The Lightning can't match that history, but Clark, who played for Montreal from 1997 to 1999 and this month came to Tampa Bay as a free agent, said a Stanley Cup photo gallery can be as effective.
"It's still tradition," the defenseman said, "whether it's one Cup or eight or 15, it's still the players and how they competed and did it. To see that stuff every day when you walk into the rink, it means a lot. 'This is what we have to do to get to the next level.' "
"You're creating an identity of what the Tampa Bay Lightning are," general manager Steve Yzerman said. "The more you see it, the more you hear it, it's encouraged, the expectation is there. Eventually, the players figure it out."

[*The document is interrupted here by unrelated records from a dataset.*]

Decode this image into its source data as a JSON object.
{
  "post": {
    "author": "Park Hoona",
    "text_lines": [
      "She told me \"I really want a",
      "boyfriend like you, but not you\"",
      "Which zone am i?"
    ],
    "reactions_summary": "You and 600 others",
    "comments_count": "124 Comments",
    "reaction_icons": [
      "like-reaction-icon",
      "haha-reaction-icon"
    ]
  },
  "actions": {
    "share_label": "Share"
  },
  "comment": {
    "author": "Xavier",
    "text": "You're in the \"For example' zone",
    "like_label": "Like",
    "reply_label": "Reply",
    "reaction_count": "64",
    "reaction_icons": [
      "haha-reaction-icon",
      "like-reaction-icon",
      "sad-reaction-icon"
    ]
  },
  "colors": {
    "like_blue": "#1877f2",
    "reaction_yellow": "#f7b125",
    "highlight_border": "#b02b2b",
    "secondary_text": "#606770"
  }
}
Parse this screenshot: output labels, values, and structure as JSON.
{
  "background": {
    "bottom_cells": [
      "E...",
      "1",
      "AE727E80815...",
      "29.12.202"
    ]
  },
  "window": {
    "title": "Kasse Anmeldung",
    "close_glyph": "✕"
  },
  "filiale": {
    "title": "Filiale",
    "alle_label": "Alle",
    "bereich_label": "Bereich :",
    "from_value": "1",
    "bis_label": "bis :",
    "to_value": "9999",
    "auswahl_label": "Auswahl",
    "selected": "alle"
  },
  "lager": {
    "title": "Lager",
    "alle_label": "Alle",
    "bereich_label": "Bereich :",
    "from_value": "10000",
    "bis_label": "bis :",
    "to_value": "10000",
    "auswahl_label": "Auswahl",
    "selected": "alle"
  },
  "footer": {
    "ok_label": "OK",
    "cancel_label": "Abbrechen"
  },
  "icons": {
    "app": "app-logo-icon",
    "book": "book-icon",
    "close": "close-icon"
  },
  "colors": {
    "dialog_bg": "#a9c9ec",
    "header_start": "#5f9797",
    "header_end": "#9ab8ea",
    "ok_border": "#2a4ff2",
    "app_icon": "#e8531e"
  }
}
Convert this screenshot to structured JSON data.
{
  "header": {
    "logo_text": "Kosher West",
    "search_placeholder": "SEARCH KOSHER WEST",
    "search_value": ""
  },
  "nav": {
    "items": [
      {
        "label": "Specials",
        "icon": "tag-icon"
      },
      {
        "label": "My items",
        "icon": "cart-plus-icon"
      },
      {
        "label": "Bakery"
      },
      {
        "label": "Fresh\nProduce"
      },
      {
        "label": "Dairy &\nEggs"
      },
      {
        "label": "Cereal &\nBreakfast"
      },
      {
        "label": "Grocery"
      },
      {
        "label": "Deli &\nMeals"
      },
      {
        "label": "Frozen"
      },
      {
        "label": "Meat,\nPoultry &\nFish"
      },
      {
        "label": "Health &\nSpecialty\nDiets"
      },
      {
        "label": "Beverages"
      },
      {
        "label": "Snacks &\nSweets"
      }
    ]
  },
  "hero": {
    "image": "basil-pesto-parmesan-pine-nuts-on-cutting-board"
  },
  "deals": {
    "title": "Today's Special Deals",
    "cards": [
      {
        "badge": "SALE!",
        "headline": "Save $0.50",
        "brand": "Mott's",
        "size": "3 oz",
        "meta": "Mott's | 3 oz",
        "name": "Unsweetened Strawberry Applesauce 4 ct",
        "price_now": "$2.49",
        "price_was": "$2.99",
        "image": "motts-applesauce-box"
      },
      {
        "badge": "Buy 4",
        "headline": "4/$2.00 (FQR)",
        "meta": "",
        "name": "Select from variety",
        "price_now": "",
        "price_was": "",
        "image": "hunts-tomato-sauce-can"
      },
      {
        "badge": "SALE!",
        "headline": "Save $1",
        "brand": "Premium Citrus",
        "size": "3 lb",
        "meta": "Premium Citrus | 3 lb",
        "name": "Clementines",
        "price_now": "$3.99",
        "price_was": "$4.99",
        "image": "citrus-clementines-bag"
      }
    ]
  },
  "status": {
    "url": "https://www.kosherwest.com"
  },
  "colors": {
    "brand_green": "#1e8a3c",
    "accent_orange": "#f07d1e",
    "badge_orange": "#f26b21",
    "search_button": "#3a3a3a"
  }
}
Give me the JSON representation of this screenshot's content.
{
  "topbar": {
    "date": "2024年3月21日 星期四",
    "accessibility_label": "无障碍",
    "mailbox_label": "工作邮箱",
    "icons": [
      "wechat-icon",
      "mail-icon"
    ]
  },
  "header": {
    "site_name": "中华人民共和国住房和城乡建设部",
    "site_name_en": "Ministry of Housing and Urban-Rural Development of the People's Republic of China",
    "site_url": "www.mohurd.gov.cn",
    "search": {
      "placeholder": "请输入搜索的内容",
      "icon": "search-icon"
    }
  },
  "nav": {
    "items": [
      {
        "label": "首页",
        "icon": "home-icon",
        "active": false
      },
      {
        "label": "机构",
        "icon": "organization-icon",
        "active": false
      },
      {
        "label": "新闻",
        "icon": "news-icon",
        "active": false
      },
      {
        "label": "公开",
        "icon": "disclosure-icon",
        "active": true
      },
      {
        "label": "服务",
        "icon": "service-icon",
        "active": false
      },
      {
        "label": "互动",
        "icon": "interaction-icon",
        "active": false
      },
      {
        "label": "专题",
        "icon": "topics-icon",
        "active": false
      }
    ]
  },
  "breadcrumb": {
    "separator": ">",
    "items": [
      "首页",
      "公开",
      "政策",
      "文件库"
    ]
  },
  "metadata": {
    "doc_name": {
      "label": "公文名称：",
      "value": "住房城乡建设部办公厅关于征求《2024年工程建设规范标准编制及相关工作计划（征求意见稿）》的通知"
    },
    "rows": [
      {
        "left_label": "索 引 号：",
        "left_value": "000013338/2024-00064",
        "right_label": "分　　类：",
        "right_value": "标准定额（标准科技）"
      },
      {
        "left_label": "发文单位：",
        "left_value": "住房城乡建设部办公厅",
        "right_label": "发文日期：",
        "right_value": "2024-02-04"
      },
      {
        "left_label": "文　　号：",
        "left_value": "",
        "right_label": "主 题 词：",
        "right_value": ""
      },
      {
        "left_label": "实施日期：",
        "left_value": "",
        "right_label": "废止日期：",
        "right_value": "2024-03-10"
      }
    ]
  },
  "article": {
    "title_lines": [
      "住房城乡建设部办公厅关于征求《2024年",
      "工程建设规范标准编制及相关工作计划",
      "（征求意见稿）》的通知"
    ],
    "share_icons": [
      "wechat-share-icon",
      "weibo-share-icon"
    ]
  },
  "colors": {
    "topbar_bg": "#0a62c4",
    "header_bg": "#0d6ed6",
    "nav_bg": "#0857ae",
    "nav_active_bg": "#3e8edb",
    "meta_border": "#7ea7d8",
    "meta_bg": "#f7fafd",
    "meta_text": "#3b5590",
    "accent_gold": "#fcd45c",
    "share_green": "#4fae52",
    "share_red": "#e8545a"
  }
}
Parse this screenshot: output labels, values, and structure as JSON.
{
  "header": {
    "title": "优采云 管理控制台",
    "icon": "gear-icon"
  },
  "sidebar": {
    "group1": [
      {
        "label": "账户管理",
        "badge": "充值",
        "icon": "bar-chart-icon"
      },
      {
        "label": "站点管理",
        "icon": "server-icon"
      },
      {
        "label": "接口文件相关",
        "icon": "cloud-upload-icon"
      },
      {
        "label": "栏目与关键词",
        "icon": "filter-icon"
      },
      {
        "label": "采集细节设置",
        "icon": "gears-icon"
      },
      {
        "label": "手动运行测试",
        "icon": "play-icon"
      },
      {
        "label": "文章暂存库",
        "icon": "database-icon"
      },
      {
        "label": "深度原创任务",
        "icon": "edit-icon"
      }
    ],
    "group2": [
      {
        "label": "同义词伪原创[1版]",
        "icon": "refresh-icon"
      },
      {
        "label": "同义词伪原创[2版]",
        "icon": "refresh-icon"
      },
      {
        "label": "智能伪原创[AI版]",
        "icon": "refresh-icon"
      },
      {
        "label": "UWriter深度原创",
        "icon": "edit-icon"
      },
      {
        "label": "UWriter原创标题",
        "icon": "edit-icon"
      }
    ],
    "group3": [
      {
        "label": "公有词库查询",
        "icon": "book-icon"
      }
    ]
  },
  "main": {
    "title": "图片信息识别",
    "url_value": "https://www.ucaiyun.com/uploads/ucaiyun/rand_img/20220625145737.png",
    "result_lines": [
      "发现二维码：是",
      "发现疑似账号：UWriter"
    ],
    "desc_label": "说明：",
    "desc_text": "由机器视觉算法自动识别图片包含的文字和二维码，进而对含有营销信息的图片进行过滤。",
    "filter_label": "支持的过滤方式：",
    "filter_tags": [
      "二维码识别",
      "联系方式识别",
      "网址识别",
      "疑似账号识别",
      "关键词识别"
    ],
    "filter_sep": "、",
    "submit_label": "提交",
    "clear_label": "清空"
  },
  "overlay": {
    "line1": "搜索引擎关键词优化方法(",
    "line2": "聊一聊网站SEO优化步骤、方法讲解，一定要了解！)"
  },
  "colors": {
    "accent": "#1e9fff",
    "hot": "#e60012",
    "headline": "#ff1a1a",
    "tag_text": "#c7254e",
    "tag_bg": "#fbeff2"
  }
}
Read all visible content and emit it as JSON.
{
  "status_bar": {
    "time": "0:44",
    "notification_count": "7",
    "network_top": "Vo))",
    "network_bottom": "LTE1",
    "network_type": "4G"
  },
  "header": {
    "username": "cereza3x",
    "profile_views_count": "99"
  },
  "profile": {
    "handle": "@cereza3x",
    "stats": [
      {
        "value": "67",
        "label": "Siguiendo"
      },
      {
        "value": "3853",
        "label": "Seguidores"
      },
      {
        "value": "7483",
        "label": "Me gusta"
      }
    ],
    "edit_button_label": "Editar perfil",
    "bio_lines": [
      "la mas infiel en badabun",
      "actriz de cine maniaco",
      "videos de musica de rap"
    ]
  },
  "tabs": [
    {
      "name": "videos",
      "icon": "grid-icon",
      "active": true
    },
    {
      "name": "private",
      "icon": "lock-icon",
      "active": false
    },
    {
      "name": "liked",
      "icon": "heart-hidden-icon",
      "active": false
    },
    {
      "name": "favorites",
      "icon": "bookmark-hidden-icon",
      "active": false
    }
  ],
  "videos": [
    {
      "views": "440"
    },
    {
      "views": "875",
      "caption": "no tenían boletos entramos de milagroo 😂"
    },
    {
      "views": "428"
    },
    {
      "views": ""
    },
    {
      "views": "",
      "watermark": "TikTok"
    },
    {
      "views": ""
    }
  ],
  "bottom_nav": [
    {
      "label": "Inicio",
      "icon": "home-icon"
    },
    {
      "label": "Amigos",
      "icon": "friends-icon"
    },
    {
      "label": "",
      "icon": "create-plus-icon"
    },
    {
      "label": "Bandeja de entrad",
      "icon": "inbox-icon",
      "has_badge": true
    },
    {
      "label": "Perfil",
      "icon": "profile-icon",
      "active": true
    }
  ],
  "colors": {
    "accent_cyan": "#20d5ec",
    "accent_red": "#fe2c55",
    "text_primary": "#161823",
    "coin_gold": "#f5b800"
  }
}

Yzerman always had it figured out. On the day the Red Wings in 1983 drafted him fourth overall, he read through the team media guide to brush up on the organization's history. He also saw Detroit owner Mike Ilitch create in and around the Red Wings locker room at Joe Louis Arena a photographic tribute to the team's greatest players.
"So, it's important these young kids coming up know who Martin St. Louis is and Vincent Lecavalier and even going back to Brad Richards and Dan Boyle and (Nikolai) Khabibulin," Yzerman said. "Those guys were there when they won the Stanley Cup. You want these players to feel a bond with the organization."
"It's just something I've always believed in, and Steve believes in," Boucher said. "Strength and culture come from past experiences."
Boucher wants his players to take a look.
Damian Cristodero can be reached at email@example.com.